The health care system is using the latest science to set standards for return to work protocols for care team members who contract COVID-19.
Portland, Maine – MaineHealth said today that it is altering slightly its policy with respect to how care team members return to work after a case of COVID-19, dropping a requirement for a negative antigen test following a completed quarantine period. The change does not conflict with existing CDC guidance for returning health care team members to the workplace after contracting COVID-19.
Under contingency staffing criteria, the US. CDC allows care team members to return after five days of symptom onset as long as they feel well, are improving, and are fever-free for 24 hours without the assistance of fever-reducing medications. Throughout the pandemic, MaineHealth has followed U.S. CDC guidance and at times maintained even stricter standards than required. Most important, care team members only return when they report feeling well enough to return.
Another of those stricter standards was to require a negative antigen test upon return in addition to the CDC criteria. However, with antigen tests in short supply and science that says the tests are not intended to screen for transmissibility, MaineHealth has decided to end the practice.
“We put the testing requirement in place as a way of providing additional assurance, but the reality is that the antigen test has not proven reliable in determining infectivity. These tests are great for diagnosing COVID-19, and that’s what they should be used for given the limited supply. That’s why testing is not required by the US CDC in this setting” said Doug Sawyer, MD, interim chief medical officer at MaineHealth.
In addition to the CDC quarantine requirements, MaineHealth continues to employ a range of other precautions to assure that patients and care team members have the safest possible environment at its clinics and hospitals. These include a requirement that all care team members be fully vaccinated, universal masking for patients and staff, additional personal protective equipment in clinical settings and a daily health screen for all care team members that includes a requirement that they stay home when sick.
“Our hospitals and clinics remain among the safest possible environments when it comes to the risk of contracting COVID-19,” said Sawyer. “Consistent with our vision of ‘Working together so our communities are the healthiest in America,’ we are doing all we can to assure that we deliver safe, effective, and timely care."

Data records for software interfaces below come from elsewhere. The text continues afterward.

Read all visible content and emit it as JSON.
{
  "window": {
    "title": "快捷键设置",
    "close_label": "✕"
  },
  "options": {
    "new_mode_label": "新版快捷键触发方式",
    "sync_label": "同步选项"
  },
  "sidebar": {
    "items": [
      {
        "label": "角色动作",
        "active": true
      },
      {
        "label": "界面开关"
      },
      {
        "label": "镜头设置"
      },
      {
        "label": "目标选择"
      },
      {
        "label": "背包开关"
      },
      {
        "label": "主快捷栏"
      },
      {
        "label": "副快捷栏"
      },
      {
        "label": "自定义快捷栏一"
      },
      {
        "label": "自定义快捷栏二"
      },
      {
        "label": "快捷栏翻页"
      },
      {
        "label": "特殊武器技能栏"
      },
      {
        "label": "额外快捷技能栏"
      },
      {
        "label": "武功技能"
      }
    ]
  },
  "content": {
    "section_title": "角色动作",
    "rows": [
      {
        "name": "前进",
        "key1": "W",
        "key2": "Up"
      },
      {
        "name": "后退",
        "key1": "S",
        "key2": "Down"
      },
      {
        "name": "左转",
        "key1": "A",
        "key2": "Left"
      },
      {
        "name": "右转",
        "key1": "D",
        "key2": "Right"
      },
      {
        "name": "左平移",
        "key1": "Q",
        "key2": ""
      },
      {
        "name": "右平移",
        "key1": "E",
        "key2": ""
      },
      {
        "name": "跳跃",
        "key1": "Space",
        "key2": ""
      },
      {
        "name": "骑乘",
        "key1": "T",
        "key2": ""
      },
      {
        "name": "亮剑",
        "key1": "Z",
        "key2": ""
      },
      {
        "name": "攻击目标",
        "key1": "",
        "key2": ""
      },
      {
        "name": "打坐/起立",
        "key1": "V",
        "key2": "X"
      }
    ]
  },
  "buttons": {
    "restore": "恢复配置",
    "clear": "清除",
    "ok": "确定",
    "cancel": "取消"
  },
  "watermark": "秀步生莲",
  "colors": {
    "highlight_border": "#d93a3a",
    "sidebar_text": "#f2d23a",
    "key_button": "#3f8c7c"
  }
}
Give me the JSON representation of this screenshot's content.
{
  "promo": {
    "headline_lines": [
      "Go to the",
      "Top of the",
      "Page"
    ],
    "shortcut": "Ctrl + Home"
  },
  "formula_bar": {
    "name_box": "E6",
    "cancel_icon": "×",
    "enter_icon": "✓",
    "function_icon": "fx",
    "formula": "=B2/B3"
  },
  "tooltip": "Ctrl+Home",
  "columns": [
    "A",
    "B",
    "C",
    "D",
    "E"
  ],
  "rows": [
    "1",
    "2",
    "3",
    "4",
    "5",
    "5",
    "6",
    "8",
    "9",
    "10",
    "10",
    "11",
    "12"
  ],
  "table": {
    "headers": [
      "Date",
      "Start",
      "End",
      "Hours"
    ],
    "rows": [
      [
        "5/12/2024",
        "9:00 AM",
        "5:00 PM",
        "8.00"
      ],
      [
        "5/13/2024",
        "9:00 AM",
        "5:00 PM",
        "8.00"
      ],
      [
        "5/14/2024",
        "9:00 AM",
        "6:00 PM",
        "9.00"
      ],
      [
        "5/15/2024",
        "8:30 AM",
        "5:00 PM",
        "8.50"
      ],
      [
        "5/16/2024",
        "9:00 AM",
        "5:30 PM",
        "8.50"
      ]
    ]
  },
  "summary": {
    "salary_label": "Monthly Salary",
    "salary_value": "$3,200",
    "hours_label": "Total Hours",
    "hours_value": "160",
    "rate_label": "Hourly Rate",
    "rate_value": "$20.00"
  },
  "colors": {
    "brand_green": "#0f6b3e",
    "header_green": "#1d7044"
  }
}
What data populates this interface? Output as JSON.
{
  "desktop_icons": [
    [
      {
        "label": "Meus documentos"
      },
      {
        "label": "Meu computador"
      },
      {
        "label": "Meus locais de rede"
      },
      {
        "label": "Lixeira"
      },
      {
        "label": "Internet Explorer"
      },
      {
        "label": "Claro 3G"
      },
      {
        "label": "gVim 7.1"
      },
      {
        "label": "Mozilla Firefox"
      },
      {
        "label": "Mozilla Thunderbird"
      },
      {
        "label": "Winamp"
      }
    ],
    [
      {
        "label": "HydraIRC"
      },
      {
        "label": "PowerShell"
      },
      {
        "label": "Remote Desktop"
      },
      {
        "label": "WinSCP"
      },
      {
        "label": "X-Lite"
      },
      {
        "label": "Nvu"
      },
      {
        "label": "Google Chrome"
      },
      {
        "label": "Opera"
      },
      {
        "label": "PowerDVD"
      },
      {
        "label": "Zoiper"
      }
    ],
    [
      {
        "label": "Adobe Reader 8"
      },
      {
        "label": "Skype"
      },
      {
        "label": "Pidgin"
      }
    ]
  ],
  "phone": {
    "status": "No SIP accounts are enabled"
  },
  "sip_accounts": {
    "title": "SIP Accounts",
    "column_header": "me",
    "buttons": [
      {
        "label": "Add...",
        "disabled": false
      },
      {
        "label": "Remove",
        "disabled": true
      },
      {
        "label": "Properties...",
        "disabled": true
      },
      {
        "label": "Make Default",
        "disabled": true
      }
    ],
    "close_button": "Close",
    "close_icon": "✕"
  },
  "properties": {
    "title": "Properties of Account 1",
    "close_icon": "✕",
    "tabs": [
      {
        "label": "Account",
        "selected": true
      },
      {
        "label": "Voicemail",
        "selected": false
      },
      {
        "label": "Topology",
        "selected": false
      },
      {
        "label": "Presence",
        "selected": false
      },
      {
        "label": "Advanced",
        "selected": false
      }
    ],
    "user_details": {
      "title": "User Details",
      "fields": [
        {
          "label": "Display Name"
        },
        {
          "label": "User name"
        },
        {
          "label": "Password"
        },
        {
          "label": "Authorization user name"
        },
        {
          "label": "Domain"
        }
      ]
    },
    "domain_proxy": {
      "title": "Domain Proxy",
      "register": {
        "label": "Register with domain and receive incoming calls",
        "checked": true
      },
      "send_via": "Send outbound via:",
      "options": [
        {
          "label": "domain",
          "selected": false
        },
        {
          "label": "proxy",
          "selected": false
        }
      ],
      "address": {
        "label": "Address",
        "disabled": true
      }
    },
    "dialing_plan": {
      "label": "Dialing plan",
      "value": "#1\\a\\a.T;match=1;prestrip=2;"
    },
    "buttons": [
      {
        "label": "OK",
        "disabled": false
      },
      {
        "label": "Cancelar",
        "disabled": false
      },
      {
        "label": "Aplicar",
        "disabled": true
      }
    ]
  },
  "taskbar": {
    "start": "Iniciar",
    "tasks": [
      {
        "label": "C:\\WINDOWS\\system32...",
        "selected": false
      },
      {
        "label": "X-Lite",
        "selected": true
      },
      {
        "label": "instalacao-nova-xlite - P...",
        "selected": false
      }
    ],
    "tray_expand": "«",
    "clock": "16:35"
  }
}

MaineHealth is a not-for-profit integrated health system whose vision is, “Working together so our communities are the healthiest in America.” It consists of nine local hospital systems, a comprehensive behavioral healthcare network, diagnostic services, home health agencies, and more than 1,500 employed and independent physicians working together through the MaineHealth Medical Group. With approximately 22,000 employees, MaineHealth provides preventive care, diagnosis and treatment to 1.1 million residents in Maine and New Hampshire. It includes Franklin Memorial Hospital/Franklin Community Health Network in Farmington, LincolnHealth in Damariscotta and Boothbay Harbor, Maine Behavioral Healthcare in South Portland, MaineHealth Care at Home in Saco, Maine Medical Center in Portland, Memorial Hospital in North Conway, N.H., Mid Coast-Parkview Health in Brunswick, NorDx in Scarborough, Pen Bay Medical Center and Waldo County General Hospital in Rockport and Belfast, Southern Maine Health Care in Biddeford and Sanford, Spring Harbor Hospital in Westbrook and Stephens Memorial Hospital/Western Maine Health Care in Norway. MaineHealth Affiliates include Maine General Health in Augusta and Waterville, New England Rehabilitation Hospital in Portland and St. Mary's Regional Medical Center in Lewiston. It is also a significant stakeholder in the MaineHealth Accountable Care Organization in Portland.